- Also, infants, compared to adults, have “physiological” EPI. Lipase output is 5–10% of adult values during the 1st 6 months of life.
Advantages/Disadvantages of Endoscopic Testing for EPI:
- • Safe, technically easy, and quick procedure to perform in conjunction to routine investigative EGD
- • Allows assessment of acinar and ductal function
- • High sensitivity and specificity in detection of isolated and generalized enzyme deficiencies
- • Can diagnose minor and more severe degrees of EPI and aid in early diagnosis of CP in patients with unremarkable radiological changes
- • Can be done only in conjunction with EGD and the patient will likely require sedation• Prolongs routine EGD
- • Assesses peak enzyme activity and bicarbonate concentrations rather than total secretory capacity
- • No standardized pancreatic fluid collection frequency or duration in pediatrics
- • Lack of age-specific standardized reference ranges in pediatrics
Endoscopic Testing Caveats:
- Any sample with a pH less than 7 may be unreliable as it is below the pH optimum of the enzymes and may reflect contamination with gastric fluid; however, ” the inability to increase pH, or bicarbonate, upon secretin stimulation may be reflective of loss of cystic fibrosis transmembrane conductance regulator (CFTR) function”
- Samples need to be frozen or placed on dry ice
- “Commonly used laboratory (Kaleida Health Children’s Hospital Laboratory, Buffalo, NY) are: trypsin >55.4 nmol · mL−1 · minute−1, amylase >32 μmol · mL−1 · minute−1, lipase >146 μmol · mL−1 · minute−1, and chymotrypsin >2.5 μmol · mL−1 · minute−1“

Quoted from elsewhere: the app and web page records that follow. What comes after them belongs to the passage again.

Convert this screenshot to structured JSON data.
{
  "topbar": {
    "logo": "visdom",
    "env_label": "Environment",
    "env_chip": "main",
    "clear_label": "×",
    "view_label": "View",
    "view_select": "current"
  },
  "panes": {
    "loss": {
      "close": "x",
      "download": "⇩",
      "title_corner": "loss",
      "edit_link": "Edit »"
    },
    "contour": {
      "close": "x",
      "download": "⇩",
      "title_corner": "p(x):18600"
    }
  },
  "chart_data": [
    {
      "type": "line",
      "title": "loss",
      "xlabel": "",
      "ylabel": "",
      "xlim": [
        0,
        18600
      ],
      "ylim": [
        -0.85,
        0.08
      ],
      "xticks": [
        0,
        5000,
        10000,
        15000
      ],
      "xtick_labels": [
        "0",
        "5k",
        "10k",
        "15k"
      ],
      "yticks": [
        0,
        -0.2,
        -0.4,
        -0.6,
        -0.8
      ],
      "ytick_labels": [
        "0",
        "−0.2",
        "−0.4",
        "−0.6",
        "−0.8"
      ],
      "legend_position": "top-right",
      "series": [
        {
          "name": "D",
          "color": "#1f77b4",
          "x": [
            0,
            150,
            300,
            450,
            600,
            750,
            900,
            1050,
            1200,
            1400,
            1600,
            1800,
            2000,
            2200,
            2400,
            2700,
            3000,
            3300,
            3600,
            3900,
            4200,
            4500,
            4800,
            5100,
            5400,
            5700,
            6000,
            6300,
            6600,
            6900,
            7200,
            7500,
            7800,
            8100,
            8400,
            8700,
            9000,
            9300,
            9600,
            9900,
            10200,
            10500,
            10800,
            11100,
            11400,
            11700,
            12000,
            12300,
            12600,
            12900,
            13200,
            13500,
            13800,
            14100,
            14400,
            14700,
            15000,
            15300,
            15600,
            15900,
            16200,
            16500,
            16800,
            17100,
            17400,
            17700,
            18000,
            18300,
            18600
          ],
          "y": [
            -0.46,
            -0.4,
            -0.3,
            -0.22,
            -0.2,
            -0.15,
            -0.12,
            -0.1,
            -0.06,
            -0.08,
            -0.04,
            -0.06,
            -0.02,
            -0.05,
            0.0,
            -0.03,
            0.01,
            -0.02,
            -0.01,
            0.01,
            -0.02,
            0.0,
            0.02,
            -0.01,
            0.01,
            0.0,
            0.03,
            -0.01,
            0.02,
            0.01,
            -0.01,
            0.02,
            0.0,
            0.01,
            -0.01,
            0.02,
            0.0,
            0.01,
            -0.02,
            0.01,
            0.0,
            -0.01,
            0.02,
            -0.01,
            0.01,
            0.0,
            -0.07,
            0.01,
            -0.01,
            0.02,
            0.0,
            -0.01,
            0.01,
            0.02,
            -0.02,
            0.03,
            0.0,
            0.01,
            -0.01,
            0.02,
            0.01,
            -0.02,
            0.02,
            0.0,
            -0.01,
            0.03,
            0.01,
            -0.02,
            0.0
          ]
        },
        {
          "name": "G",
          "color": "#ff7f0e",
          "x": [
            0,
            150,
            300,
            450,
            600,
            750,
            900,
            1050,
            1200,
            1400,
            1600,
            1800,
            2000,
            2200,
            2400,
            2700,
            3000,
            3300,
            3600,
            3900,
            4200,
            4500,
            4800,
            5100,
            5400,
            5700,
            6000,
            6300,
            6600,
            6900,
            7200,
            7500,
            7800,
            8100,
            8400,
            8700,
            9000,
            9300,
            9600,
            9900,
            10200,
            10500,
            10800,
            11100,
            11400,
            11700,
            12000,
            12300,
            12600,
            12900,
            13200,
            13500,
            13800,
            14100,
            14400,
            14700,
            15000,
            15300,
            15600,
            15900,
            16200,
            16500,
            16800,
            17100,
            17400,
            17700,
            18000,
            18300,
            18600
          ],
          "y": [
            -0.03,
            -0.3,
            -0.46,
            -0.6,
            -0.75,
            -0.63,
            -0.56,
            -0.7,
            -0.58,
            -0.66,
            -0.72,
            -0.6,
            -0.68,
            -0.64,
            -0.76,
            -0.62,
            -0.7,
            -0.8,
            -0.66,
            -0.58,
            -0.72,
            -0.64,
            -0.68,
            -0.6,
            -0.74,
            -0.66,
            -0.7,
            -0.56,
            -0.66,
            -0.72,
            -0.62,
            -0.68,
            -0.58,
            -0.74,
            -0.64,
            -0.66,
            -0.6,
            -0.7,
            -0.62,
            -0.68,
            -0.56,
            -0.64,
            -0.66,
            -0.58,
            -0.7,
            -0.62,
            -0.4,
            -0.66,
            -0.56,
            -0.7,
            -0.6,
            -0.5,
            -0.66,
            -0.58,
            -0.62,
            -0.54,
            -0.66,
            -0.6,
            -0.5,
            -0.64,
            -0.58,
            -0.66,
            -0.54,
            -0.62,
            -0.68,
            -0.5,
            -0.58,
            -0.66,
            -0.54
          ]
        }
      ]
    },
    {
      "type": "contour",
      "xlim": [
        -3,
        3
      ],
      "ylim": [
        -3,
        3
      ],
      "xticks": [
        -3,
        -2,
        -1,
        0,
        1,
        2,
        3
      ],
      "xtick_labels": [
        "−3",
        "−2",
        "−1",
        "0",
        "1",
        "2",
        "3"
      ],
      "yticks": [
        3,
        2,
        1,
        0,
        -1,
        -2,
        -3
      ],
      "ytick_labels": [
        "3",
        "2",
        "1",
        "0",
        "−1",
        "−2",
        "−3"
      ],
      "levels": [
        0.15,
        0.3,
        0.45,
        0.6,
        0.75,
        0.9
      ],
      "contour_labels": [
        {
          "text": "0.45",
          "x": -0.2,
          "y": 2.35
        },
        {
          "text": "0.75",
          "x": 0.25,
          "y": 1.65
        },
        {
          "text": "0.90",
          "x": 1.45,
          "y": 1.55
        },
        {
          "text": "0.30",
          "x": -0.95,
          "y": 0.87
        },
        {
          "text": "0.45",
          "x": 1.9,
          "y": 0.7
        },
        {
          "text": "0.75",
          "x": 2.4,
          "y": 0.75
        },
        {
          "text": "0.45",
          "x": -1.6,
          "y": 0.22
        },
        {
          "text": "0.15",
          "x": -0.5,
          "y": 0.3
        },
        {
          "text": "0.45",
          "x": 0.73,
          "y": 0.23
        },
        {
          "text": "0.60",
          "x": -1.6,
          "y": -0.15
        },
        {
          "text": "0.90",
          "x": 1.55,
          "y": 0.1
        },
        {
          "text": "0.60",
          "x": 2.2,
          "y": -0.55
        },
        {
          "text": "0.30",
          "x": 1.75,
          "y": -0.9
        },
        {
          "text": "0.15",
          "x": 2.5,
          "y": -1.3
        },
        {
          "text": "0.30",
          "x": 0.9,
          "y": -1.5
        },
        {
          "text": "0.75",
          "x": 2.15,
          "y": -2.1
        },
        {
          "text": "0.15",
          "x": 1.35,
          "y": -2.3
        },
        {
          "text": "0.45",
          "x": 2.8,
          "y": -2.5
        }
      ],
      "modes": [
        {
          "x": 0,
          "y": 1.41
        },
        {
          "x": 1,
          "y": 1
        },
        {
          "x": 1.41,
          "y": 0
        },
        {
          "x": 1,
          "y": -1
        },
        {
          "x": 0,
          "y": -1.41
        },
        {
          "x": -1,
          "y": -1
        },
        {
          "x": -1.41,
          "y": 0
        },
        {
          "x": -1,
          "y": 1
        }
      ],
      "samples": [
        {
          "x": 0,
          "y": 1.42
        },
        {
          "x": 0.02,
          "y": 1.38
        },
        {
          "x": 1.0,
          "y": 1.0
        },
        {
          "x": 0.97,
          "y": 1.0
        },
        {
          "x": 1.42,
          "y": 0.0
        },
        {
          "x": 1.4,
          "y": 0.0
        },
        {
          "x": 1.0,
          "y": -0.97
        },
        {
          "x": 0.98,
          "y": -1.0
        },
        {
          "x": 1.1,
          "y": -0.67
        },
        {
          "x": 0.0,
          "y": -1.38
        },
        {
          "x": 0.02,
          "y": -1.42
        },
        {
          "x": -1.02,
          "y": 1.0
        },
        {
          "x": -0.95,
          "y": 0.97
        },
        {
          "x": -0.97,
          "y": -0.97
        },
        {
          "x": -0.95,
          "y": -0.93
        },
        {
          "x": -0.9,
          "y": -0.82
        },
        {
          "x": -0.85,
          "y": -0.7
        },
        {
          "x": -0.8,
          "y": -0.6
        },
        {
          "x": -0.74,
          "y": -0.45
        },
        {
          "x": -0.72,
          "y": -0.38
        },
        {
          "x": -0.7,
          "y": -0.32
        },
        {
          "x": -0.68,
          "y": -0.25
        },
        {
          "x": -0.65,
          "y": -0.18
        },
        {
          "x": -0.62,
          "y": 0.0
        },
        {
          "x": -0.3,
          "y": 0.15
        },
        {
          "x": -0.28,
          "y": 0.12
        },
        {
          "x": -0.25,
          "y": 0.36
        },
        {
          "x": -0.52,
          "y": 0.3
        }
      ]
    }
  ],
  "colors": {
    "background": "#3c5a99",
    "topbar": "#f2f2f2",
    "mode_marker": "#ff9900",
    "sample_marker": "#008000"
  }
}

My take: With careful clinical judgement, endoscopic EPI testing is rarely needed. First of all, fecal elastase measurements can detect most patients with EPI. In addition, a lot of patients with poor growth and suspected malabsorption are too young for reliable endoscopic EPI testing.
Related blog posts:
- Transient Exocrine Pancreatic Insufficiency or Misleading Tests?
- How Helpful is Endoscopic Pancreatic Testing in Pediatrics? | gutsandgrowth A protocol for endoscopic EPI testing detailed in this post
- Fluctuating Elastase Levels in Infants with Cystic Fibrosis